Stored entries
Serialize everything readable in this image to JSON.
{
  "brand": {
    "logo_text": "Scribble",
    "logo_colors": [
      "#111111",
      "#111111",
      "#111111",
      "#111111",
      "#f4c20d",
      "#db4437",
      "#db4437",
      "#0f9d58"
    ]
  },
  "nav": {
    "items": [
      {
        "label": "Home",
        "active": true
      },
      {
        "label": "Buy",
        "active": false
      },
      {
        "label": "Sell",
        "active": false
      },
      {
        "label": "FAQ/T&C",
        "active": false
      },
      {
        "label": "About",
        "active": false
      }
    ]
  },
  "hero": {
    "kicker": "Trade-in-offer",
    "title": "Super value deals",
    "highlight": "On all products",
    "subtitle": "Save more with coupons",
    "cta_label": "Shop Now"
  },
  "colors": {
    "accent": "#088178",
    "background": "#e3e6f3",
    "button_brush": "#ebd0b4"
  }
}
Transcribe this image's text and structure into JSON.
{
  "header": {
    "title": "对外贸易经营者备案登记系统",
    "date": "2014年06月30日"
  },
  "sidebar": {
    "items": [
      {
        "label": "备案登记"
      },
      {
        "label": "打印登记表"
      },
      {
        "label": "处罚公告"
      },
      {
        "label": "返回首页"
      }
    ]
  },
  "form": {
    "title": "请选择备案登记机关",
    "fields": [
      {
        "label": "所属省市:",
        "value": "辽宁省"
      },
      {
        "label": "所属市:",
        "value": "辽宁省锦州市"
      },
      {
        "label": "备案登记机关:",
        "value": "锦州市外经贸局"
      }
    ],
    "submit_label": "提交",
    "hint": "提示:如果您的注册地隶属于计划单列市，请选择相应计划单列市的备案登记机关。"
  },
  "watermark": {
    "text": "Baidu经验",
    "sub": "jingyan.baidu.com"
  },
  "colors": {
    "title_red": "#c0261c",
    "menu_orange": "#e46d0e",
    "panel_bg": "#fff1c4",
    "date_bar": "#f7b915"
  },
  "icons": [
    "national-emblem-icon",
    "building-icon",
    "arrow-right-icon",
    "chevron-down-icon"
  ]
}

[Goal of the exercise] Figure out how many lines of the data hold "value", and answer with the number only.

[Result below] 4